As the partial shutdown of the federal government drags on, we’ve had a chance to see just how much reach government has into our lives. In some ways, the shutdown has had little effect on how we go about our day to day business. Yet in other ways, the impact has been dramatic — preventing some people from even going about their business at all.
If and when the closed government agencies re-open, and with a budget-conscious nation in mind, we’d like to see Congress and the administration take a good hard look at which job functions are truly essential, and which ones we haven’t missed over the past two weeks. For some, the answer will be that all government agencies serve an important role. For others, the answer will be to shut them all down. We suspect a solution lies somewhere in between.

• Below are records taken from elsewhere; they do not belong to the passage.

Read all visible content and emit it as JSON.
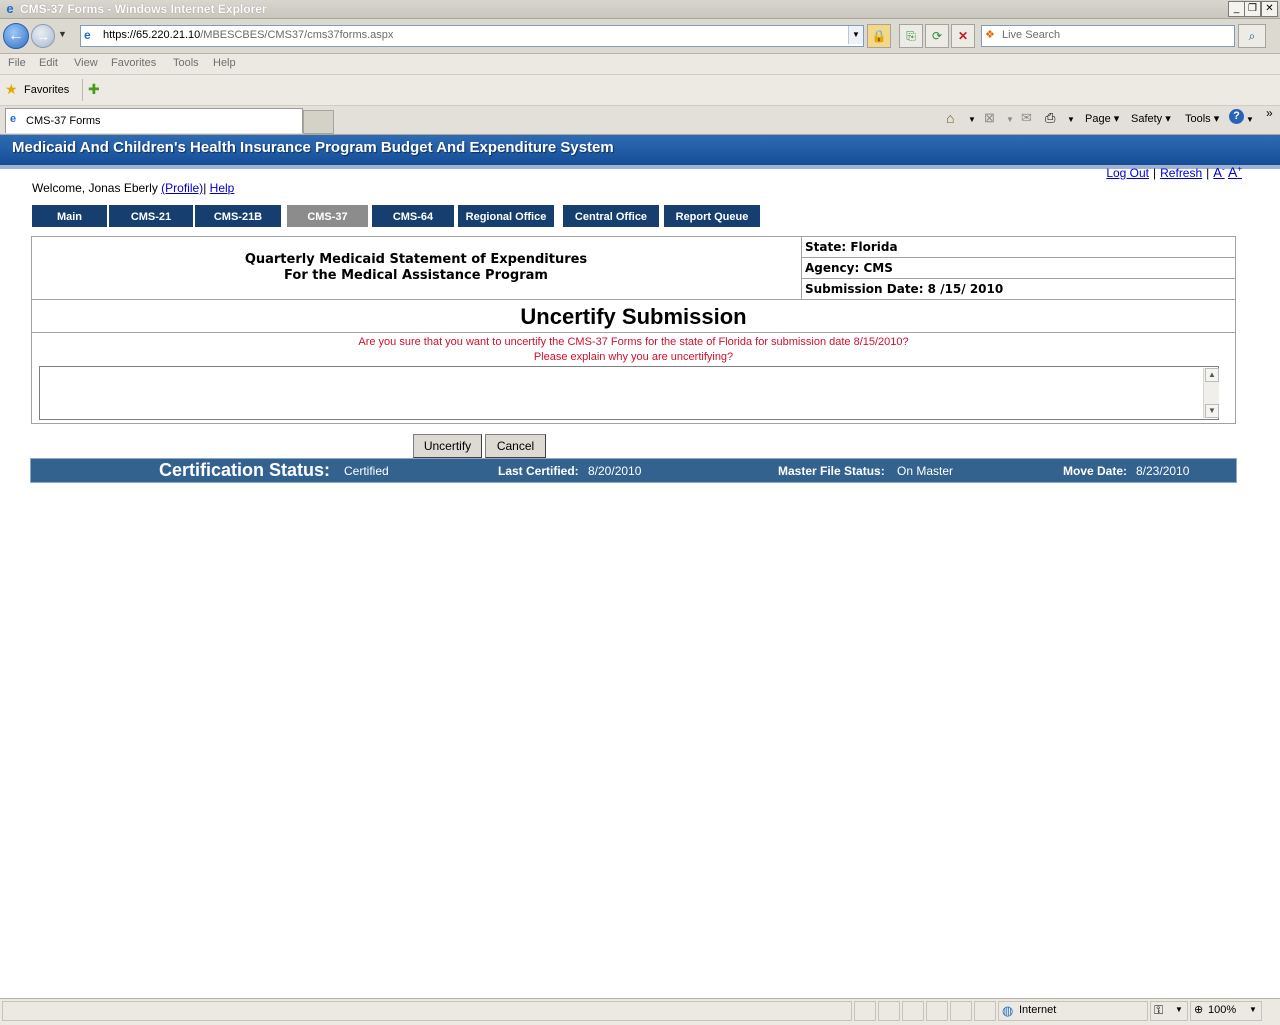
{
  "window": {
    "title": "CMS-37 Forms - Windows Internet Explorer"
  },
  "address": {
    "scheme_host": "https://65.220.21.10",
    "path": "/MBESCBES/CMS37/cms37forms.aspx"
  },
  "search": {
    "placeholder": "Live Search"
  },
  "menu": [
    "File",
    "Edit",
    "View",
    "Favorites",
    "Tools",
    "Help"
  ],
  "favorites": {
    "label": "Favorites"
  },
  "browser_tab": {
    "label": "CMS-37 Forms"
  },
  "toolbar": {
    "page": "Page",
    "safety": "Safety",
    "tools": "Tools"
  },
  "banner": {
    "title": "Medicaid And Children's Health Insurance Program Budget And Expenditure System"
  },
  "toplinks": {
    "logout": "Log Out",
    "refresh": "Refresh"
  },
  "welcome": {
    "text": "Welcome, Jonas Eberly ",
    "profile": "(Profile)",
    "sep": "|",
    "help": "Help"
  },
  "nav_tabs": [
    "Main",
    "CMS-21",
    "CMS-21B",
    "CMS-37",
    "CMS-64",
    "Regional Office",
    "Central Office",
    "Report Queue"
  ],
  "header": {
    "line1": "Quarterly Medicaid Statement of Expenditures",
    "line2": "For the Medical Assistance Program",
    "state": "State: Florida",
    "agency": "Agency: CMS",
    "submission_date": "Submission Date: 8 /15/ 2010"
  },
  "uncertify": {
    "title": "Uncertify Submission",
    "question": "Are you sure that you want to uncertify the CMS-37 Forms for the state of Florida for submission date 8/15/2010?",
    "prompt": "Please explain why you are uncertifying?",
    "reason_value": ""
  },
  "buttons": {
    "uncertify": "Uncertify",
    "cancel": "Cancel"
  },
  "status": {
    "cert_label": "Certification Status:",
    "cert_value": "Certified",
    "last_label": "Last Certified:",
    "last_value": "8/20/2010",
    "master_label": "Master File Status:",
    "master_value": "On Master",
    "move_label": "Move Date:",
    "move_value": "8/23/2010"
  },
  "ie_status": {
    "zone": "Internet",
    "zoom": "100%"
  },
  "colors": {
    "banner": "#1f5aa0",
    "nav_tab": "#163f70",
    "nav_tab_active": "#8c8c8c",
    "warning_text": "#d0102d",
    "status_bar": "#33628f"
  }
}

For example, maybe operation of national parks should be outsourced to states. Certainly, a number of states have jumped at the opportunity this week — though it would seem that paying the federal government to do the job for it isn’t the ideal approach.
On the other hand, having officials from the Centers for Disease Control available to monitor an outbreak of food-borne illness would rank high on the list of government functions important to public safety.

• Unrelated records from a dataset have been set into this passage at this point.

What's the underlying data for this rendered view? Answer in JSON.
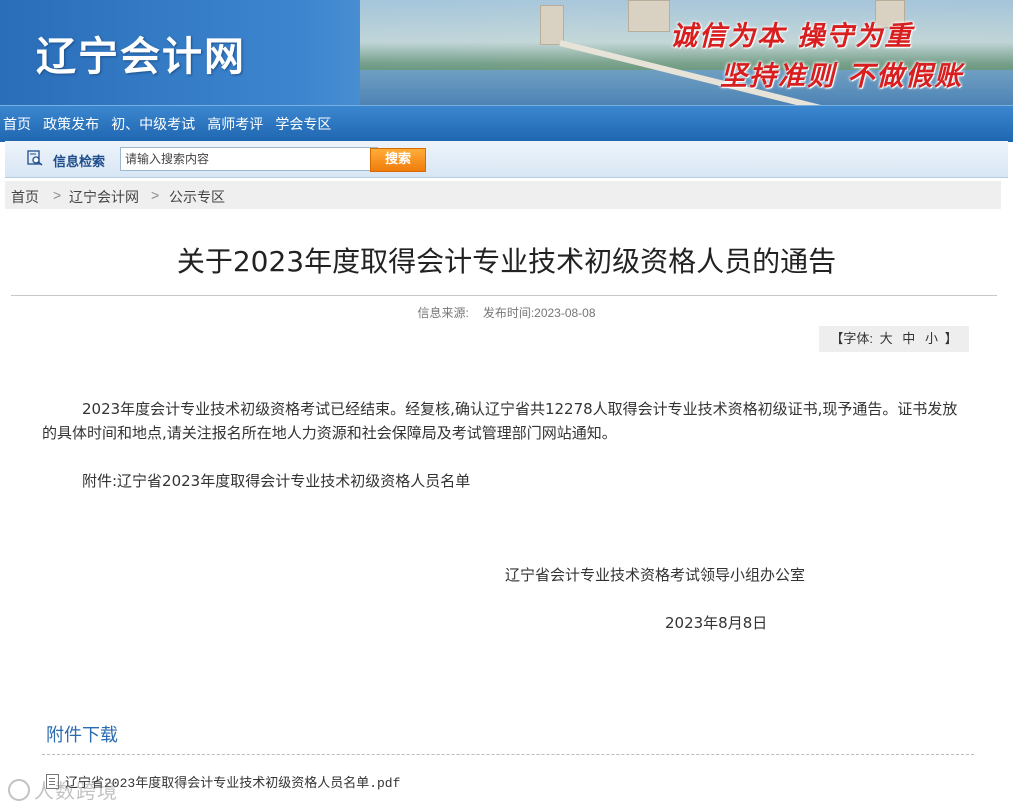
{
  "banner": {
    "site_logo": "辽宁会计网",
    "slogan_line1": "诚信为本 操守为重",
    "slogan_line2": "坚持准则 不做假账"
  },
  "nav": {
    "items": [
      {
        "label": "首页"
      },
      {
        "label": "政策发布"
      },
      {
        "label": "初、中级考试"
      },
      {
        "label": "高师考评"
      },
      {
        "label": "学会专区"
      }
    ]
  },
  "search": {
    "label": "信息检索",
    "placeholder": "请输入搜索内容",
    "button_label": "搜索"
  },
  "breadcrumb": {
    "items": [
      "首页",
      "辽宁会计网",
      "公示专区"
    ],
    "separator": ">"
  },
  "article": {
    "title": "关于2023年度取得会计专业技术初级资格人员的通告",
    "source_label": "信息来源:",
    "date_label": "发布时间:2023-08-08",
    "font_size_label": "【字体:",
    "font_sizes": [
      "大",
      "中",
      "小"
    ],
    "font_size_close": "】",
    "paragraph1": "2023年度会计专业技术初级资格考试已经结束。经复核,确认辽宁省共12278人取得会计专业技术资格初级证书,现予通告。证书发放的具体时间和地点,请关注报名所在地人力资源和社会保障局及考试管理部门网站通知。",
    "paragraph2": "附件:辽宁省2023年度取得会计专业技术初级资格人员名单",
    "signature_org": "辽宁省会计专业技术资格考试领导小组办公室",
    "signature_date": "2023年8月8日"
  },
  "attachments": {
    "heading": "附件下载",
    "files": [
      "辽宁省2023年度取得会计专业技术初级资格人员名单.pdf"
    ]
  },
  "watermark": "人数跨境",
  "colors": {
    "nav_blue": "#1f66b0",
    "search_button": "#f07c0a",
    "slogan_red": "#d81e1e",
    "attachment_heading": "#2b6cb0"
  }
}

The list goes on, but the question is the same: Where government intersects our lives, does it serve a necessary purpose?
If the answer isn’t yes, if it’s just more paperwork, then maybe it’s time for some cuts.
Where the answer to that question is yes, then our government needs to live up to its responsibilities — which means the people we’ve elected to it need to live up to theirs. Congress has made numerous attempts to get the deficit under control — anyone remember the Supercommittee or the Simpson-Bowles plan? — but has yet to find the political will to enact anything. Indeed, spending cuts made through sequestration were the self-imposed consequences of Congress’ failure to act.
Every obstacle in life is also an opportunity — and Congress has built itself a mountain to overcome. However, there’s still a few more months before 2014 election campaigns ramp up. If members of Congress can find a way to work together in the coming weeks, perhaps something good can come of the current mess we’re in.